Samsung seems to be working on its own low-light photography solution which will in effect be a rival to Google's Night Sight. The feature is currently being referred to as "Bright Night" and essentially will work in exactly the same way Night Sight does. The information on this comes directly from references found in the One UI code, suggesting that although the name might change prior to the feature's announcement, the feature itself is well into its development life cycle and will arrive in due course.
Samsung hoping to capitalize on Night Sight fame
Nearly all smartphone makers have brought to market their own software and hardware tweaks designed to improve low-light photography on their respective smartphones. However, and in spite of many working in much the same way, none have managed to attract the level of attention Night Sight did when it was first announced. In fact, Night Sight leaked in app form prior to its official announcement and so those looking to test out the feature ahead of time were able to. Barring the few exceptions, the general consensus on the feature was it's magic. A sentiment that has been repeatedly made since the feature became official and more users have had the chance to play with it.

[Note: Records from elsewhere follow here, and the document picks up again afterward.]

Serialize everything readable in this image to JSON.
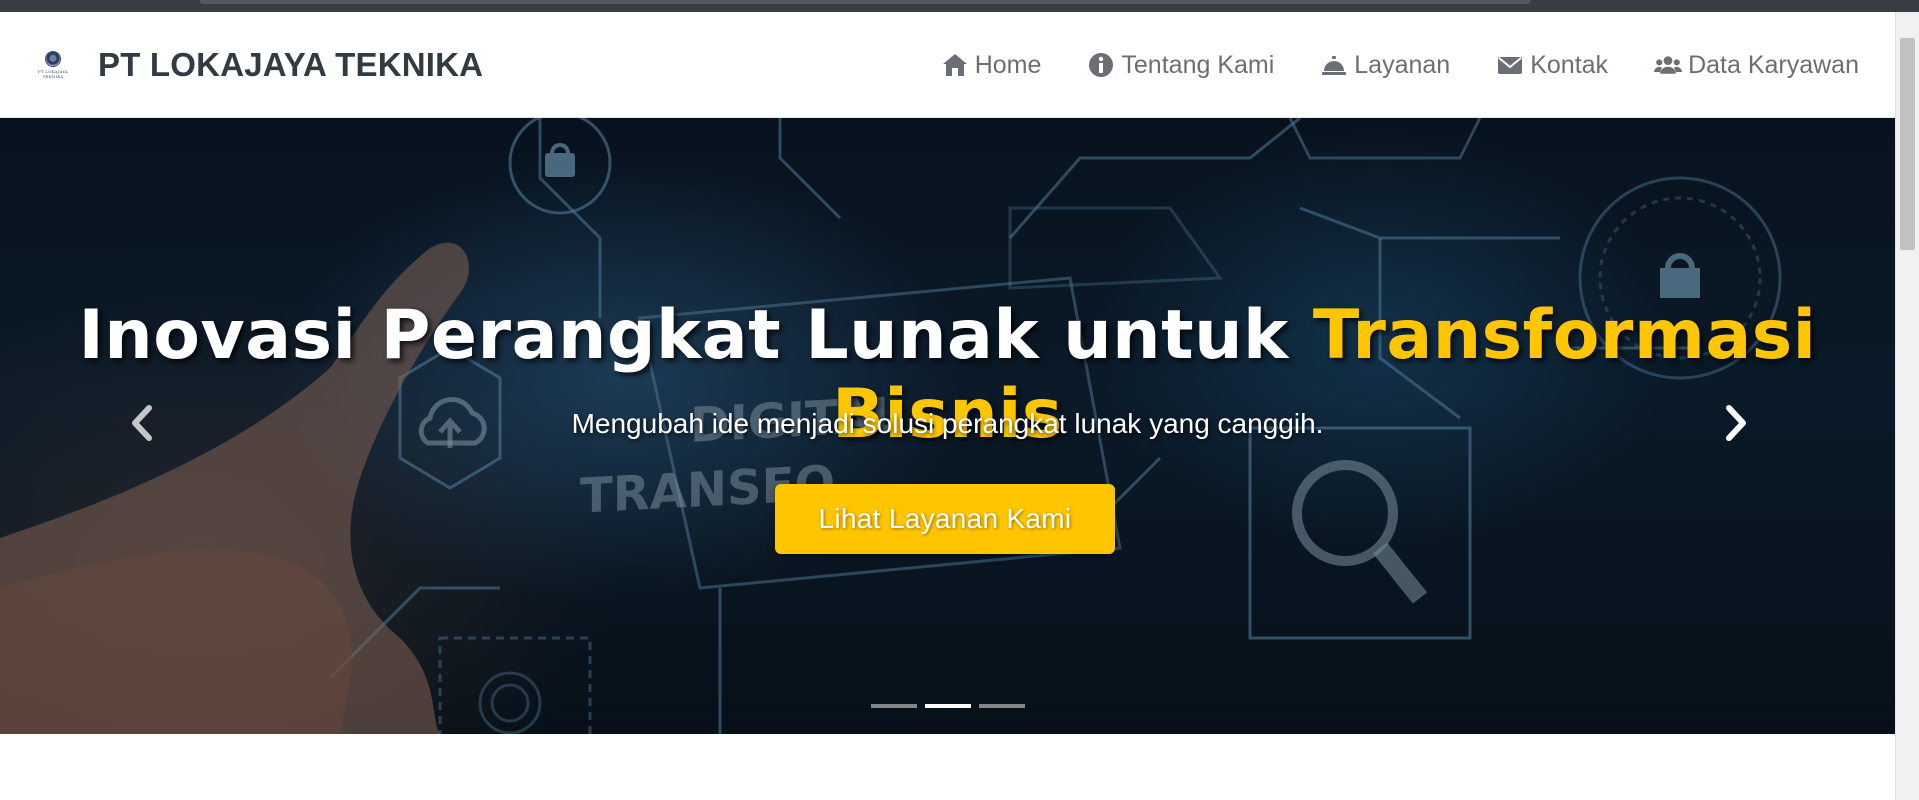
{
  "brand": {
    "logo_text": "PT LOKAJAYA TEKNIKA",
    "name": "PT LOKAJAYA TEKNIKA"
  },
  "nav": {
    "items": [
      {
        "label": "Home",
        "icon": "home-icon"
      },
      {
        "label": "Tentang Kami",
        "icon": "info-circle-icon"
      },
      {
        "label": "Layanan",
        "icon": "concierge-bell-icon"
      },
      {
        "label": "Kontak",
        "icon": "envelope-icon"
      },
      {
        "label": "Data Karyawan",
        "icon": "users-icon"
      }
    ]
  },
  "hero": {
    "title_main": "Inovasi Perangkat Lunak untuk ",
    "title_accent": "Transformasi Bisnis",
    "subtitle": "Mengubah ide menjadi solusi perangkat lunak yang canggih.",
    "cta_label": "Lihat Layanan Kami",
    "bg_text_1": "DIGITAL",
    "bg_text_2": "TRANSFO",
    "indicators": [
      {
        "active": false
      },
      {
        "active": true
      },
      {
        "active": false
      }
    ]
  },
  "colors": {
    "accent": "#ffc600",
    "nav_text": "#6b6f75",
    "brand_text": "#333a40"
  }
}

Samsung will be looking to capitalize on that popularity and especially if it is able to improve the feature even more than what Google has. At the very least, keeping up with the likes of Google and the various other implementations of the same feature will satiate Samsung users who will want the same level of functionality without having to turn to a solution from Google or anyone else. Night Sight and Bright Night utilize the same underlying principles in the sense that the technology looks to capture multiple images of the same scene at the same time and use those to create one image that is much brighter than what would otherwise be possible, and regardless of how dark the environment might be at the time. What has proven most impressive with these solutions, and attracted the magic tag is the fact that the software is able to do all of this and significantly add far more light to a scene without actually having to rely on a flash to physically add light in the first place.
Likely to launch with the Galaxy S10
Samsung is highly expected to launch its next flagship smartphone, the Galaxy S10 in the opening months of 2019 and it is also highly expected the cameras will be one of the main aspects the company focuses on during the launch. Making the likelihood of Bright Night debuting on the Galaxy S10 somewhat of a given. This is even more likely when you consider the Galaxy S10 is expected to launch with Samsung's re-envisioned One UI and it is within the new UI that Bright Night references have now been found. The timing of everything, as well as the fact Samsung will really want to promote the Galaxy S10's cameras points very clearly to the inclusion of Bright Night.
However, it is also unlikely Samsung will limit the use of the feature to just the Galaxy S10. Instead, it is possible it will initially be unveiled as a Galaxy S10 feature, and remain this way for some time, before becoming available on some of the more recent and current Galaxy smartphones, such as the Galaxy Note9 and Galaxy S9 line. This again would mirror the approach used by Google who although launched Night Sight as a feature that's apparently best-suited to the Pixel 3 and 3 XL, also made it available via an update to the camera app on the original Pixel and Pixel 2 lines as well.
Galaxy S10 shaping up to be an interesting device
Every major Galaxy smartphone garners considerable attention both pre and post-launch, however, after what many consider to have been a subdued year for Samsung, many now expect Samsung to go all-out in 2019 with its major smartphone releases. And if the currently rumor mill is to be believed, it would seem that is exactly what will happen as the Galaxy S10 has already been heavily rumored and leaked and there's even been multiple suggestions that multiple versions of the phone will launch catering to different user needs, such as different configurations, sizes, and even display aspect ratios. This is all in addition to a 5G model that's pegged to arrive with a very spec-heavy background- and most likely reflected in a very hefty price tag.